Malnutrition also destroys the immune system, predisposing an individual to various diseases, and deaths.
As mitigation to food insecurity, Gates said the Bill and Melinda Gates Foundation is working with researchers on drought and disease-resistant seed varieties besides appropriate technology.
The Foundation, for instance, funded the Water Efficient Maize for Africa (WEMA) which was launched in 2008 to manage risk of drought, resulting into an increase of maize yields to about 24 to 35 per cent.
The maize variety is drought and insect-pest-resistant and is developed by use of conventional breeding, marker-assisted breeding and biotechnology, especially if the youth were encouraged to use technology to find solutions in agriculture.
“Wema in Africa is a successful project under drought conditions. Productivity is about 30 per cent higher. This is beneficial for farmers,” said Gates.

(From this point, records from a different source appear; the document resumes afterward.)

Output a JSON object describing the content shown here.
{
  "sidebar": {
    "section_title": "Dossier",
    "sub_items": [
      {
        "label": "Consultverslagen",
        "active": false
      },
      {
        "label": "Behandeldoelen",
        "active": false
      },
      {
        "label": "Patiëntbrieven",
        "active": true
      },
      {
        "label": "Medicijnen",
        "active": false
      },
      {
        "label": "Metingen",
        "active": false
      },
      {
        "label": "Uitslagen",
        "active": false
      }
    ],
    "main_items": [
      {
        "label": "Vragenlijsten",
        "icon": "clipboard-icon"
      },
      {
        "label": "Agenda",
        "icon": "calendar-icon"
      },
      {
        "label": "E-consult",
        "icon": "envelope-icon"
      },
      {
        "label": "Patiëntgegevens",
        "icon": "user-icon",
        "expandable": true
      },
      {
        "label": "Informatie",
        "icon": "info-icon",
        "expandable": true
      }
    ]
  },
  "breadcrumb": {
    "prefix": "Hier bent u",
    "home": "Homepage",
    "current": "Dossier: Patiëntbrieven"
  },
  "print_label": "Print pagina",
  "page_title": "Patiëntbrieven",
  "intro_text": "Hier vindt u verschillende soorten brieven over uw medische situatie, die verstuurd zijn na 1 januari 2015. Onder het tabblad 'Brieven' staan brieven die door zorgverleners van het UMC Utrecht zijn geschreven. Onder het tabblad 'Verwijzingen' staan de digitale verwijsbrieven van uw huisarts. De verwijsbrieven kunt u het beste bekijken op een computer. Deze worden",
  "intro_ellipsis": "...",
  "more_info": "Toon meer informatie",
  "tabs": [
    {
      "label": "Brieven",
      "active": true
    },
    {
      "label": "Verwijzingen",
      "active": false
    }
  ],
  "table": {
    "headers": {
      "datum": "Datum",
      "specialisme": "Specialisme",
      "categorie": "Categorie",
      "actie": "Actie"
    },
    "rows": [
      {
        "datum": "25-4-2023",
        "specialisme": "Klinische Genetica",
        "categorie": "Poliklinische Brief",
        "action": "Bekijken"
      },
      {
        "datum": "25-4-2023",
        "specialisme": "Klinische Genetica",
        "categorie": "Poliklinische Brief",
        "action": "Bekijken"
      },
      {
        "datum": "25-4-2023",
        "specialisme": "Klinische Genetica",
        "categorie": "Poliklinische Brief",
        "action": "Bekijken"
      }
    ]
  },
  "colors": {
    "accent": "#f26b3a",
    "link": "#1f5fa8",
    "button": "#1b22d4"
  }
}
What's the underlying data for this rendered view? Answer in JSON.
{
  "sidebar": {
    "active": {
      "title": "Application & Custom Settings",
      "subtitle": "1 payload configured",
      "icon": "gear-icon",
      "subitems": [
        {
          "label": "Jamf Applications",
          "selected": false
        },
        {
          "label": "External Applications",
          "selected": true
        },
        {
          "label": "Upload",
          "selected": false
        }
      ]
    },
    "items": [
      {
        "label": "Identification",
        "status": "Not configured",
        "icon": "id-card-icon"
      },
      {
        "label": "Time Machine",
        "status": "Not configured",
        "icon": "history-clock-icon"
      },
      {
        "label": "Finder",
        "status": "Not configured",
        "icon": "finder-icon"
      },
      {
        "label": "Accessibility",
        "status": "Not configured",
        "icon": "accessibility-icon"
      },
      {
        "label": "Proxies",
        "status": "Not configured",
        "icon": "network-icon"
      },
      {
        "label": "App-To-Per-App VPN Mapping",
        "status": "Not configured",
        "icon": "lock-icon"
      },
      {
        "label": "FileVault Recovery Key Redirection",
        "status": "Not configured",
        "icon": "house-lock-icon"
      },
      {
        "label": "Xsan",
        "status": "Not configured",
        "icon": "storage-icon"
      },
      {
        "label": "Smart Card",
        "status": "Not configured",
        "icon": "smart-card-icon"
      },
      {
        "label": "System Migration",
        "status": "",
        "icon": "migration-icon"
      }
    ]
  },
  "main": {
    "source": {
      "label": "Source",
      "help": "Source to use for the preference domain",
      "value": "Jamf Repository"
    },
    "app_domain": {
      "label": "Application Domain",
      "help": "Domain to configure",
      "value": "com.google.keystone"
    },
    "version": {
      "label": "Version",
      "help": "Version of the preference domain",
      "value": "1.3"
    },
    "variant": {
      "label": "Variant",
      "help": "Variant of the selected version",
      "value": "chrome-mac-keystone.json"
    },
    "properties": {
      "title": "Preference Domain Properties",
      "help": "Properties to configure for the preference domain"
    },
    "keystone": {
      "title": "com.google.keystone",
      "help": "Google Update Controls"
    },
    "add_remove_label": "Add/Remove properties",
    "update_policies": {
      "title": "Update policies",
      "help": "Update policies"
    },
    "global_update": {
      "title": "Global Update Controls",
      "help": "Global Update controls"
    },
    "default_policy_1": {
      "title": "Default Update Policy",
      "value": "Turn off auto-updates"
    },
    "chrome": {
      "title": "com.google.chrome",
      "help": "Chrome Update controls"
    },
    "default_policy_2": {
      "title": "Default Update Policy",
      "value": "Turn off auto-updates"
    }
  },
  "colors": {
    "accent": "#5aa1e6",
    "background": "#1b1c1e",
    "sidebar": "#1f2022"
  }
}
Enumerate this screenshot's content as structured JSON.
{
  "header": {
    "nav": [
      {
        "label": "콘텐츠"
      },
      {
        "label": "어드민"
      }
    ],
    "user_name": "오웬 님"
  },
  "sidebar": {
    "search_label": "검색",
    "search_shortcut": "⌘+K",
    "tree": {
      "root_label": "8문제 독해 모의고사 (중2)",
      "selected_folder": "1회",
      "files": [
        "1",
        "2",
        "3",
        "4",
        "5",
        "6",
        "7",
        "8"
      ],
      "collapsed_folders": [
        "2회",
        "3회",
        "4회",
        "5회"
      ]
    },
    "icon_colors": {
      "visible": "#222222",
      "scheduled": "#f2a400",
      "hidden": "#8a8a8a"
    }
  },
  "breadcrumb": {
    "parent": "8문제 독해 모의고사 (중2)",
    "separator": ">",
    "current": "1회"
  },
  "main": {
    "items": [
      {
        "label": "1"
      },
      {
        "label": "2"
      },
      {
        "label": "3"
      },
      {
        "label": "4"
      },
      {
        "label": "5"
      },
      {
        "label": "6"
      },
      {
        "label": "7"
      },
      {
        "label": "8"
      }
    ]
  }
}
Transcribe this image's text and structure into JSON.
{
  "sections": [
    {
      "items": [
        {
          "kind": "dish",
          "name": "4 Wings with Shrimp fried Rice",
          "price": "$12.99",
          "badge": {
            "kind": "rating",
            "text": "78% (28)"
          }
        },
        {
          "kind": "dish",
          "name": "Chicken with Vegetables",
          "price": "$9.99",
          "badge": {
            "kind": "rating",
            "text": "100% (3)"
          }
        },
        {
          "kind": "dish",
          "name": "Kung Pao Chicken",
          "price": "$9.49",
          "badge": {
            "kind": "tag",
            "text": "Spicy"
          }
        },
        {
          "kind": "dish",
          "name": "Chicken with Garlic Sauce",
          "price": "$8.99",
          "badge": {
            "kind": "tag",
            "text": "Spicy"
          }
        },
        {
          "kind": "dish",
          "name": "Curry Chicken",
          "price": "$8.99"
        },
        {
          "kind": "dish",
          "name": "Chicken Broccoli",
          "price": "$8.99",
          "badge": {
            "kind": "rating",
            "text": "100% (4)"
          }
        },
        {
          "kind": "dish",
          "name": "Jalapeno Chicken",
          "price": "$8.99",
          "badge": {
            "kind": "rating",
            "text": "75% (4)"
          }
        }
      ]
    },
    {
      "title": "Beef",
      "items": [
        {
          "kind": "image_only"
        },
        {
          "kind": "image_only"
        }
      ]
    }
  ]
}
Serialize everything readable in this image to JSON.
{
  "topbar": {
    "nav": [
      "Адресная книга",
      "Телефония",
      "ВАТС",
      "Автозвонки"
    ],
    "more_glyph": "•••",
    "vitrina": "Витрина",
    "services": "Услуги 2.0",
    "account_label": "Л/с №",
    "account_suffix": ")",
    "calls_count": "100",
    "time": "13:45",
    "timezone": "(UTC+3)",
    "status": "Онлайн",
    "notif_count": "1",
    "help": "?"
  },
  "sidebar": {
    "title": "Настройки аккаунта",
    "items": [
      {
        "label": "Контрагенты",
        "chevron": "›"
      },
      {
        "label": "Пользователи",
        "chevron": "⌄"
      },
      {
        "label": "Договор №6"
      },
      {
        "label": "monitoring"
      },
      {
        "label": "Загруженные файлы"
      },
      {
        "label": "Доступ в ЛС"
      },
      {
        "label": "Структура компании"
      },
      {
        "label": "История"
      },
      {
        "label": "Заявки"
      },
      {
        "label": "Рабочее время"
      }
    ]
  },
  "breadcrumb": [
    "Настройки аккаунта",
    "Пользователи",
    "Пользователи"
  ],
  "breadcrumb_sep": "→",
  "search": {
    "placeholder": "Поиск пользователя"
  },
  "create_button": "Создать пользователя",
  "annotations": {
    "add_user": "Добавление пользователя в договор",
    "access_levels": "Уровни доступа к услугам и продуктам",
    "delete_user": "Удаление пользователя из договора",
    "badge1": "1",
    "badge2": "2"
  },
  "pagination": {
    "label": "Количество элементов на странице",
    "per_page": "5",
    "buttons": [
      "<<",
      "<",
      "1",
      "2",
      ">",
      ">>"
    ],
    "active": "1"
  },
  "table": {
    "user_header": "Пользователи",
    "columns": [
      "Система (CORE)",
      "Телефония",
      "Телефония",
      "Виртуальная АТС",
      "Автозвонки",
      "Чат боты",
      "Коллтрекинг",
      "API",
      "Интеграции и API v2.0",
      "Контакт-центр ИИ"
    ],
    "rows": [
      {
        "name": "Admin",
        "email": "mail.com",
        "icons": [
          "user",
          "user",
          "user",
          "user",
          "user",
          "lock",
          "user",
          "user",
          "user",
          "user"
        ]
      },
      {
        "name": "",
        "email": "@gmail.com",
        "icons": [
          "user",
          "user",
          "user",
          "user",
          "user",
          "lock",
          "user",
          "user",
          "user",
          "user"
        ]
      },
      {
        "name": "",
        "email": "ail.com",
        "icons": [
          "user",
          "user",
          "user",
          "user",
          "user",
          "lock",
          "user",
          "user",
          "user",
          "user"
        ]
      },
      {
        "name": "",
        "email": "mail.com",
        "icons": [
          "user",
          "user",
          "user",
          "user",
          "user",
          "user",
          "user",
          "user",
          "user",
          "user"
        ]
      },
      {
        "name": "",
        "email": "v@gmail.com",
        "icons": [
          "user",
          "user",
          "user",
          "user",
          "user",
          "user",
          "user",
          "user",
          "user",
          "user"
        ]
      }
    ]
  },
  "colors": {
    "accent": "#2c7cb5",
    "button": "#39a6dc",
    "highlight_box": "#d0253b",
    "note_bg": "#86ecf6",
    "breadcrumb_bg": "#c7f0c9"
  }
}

Gates said maize productivity in Kenya is low, an issue that needs to be addressed through adaptation on technology in farming besides the government helping small-scale farmers access credit and adapt water storage technology to boost productivity.
“In Western countries, there is fertilizer, and irrigation used to boost production unlike in Kenya,” said Gates who attributed low productivity to weather changes in dry areas “farmers may be encouraged to switch to maize or sorghum that stands heat.”